The U.S. Embassy maintains a list of doctors and hospitals. We do not endorse or recommend any specific medical provider or clinic.
Health Facilities in General:
Water Quality: In many areas, tap water is not potable. Bottled water and beverages are generally safe, although you should be aware that many restaurants and hotels serve tap water unless bottled water is specifically requested. Be aware that ice for drinks may be made using tap water.
Adventure Travel: Visit the U.S. Centers for Disease Control and Prevention website for more information about Adventure Travel.
The following diseases and illnesses are prevalent:

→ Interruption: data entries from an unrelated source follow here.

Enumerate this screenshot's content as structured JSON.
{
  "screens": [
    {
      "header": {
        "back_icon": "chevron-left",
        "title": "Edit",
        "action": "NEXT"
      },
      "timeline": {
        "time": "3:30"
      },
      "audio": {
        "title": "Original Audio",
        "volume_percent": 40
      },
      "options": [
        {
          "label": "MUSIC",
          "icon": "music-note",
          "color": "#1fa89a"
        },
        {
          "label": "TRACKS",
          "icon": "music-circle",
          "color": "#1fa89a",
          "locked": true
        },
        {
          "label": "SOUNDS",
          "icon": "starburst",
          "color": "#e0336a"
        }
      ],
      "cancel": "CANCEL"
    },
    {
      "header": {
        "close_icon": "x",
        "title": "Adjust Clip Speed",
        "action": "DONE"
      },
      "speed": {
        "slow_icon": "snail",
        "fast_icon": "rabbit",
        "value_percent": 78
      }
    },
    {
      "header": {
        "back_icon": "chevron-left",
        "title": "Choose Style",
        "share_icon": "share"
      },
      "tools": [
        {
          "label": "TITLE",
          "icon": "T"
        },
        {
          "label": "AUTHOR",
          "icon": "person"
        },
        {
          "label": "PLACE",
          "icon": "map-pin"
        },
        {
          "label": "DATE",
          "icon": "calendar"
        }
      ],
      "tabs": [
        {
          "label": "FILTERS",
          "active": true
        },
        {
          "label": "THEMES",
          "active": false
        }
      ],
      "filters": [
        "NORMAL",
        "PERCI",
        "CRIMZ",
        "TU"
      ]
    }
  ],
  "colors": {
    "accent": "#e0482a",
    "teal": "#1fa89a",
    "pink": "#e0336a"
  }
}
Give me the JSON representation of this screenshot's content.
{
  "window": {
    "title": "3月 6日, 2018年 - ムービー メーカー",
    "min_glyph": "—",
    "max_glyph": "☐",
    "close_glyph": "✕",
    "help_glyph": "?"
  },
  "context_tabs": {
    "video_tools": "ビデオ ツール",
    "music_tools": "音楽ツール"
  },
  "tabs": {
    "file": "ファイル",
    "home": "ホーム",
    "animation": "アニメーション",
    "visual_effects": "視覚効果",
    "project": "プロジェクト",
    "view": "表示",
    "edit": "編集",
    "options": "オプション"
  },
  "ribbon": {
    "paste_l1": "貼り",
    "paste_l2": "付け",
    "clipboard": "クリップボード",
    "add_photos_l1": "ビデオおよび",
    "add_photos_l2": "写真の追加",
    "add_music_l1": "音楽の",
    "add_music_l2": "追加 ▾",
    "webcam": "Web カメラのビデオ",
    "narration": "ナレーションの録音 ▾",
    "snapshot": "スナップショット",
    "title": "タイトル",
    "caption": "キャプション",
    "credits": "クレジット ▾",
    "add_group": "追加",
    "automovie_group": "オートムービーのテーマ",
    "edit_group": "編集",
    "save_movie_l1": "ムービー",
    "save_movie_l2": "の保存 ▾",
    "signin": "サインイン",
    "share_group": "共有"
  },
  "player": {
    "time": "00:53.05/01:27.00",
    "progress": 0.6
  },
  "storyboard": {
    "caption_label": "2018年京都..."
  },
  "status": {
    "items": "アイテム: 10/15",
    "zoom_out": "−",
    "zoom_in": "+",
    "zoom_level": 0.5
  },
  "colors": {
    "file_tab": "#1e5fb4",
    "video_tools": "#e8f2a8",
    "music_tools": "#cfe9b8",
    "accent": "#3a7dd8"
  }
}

Road Conditions and Safety: Motorbikes and motorcycles are extremely prevalent on the roads in Benin and will unexpectedly appear or switch lanes. Traffic signals are rare and may not be operational or followed. Pedestrians, non-motorized carts, broken-down vehicles, and debris are often present in even the busiest of roads.
Roads in Benin are generally in poor condition. During the rainy season (from mid-June to mid-September), dirt roads become impassable. Four-wheel drive vehicles with full spare tires and emergency equipment are recommended.
Gasoline smuggled from Nigeria is widely available in glass bottles and jugs at informal roadside stands throughout Cotonou and much of the country. This gasoline is of unreliable quality, as it often contains water or other contaminants that can damage or disable your vehicle. Drivers should purchase fuel only from official service stations. There are periodic gas shortages, especially in the north of the country where there are fewer service stations.
The U.S. Embassy prohibits travel by diplomatic personnel outside of metropolitan areas after dusk and urges all U.S. citizens to avoid night driving due to road safety and crime concerns.
Traffic Laws: Traffic moves on the right. In traffic circles, vehicles inside the circle must yield to those entering. Many drivers do not follow traffic laws.
When stopped by the police, you must have all of your vehicle’s documentation available to present to the authorities.
Public Transportation: Cotonou has a limited public transportation system. Many Beninese people rely on bicycles, mopeds, and motorbikes for hire (known as “zemidjans”). Travelers using zemidjans, particularly at night, are much more vulnerable to being mugged, assaulted, or robbed. Buses and private taxis offer service in the interior. U.S. Embassy personnel are required to wear safety helmets when on a motorcycle and are prohibited from using zemidjans.
See our Road Safety page for more information.
Aviation Safety Oversight: As there is no direct commercial air service to the United States by carriers registered in Benin, the U.S. Federal Aviation Administration (FAA) has not assessed the government of Benin’s Civil Aviation Authority for compliance with International Civil Aviation Organization (ICAO) aviation safety standards. Further information may be found on the FAA’s safety assessment page.
Maritime Travel: Mariners planning travel to Benin should also check for U.S. maritime advisories and alerts. Information may also be posted to the U.S. Coast Guard homeport website, and the NGA broadcast warnings.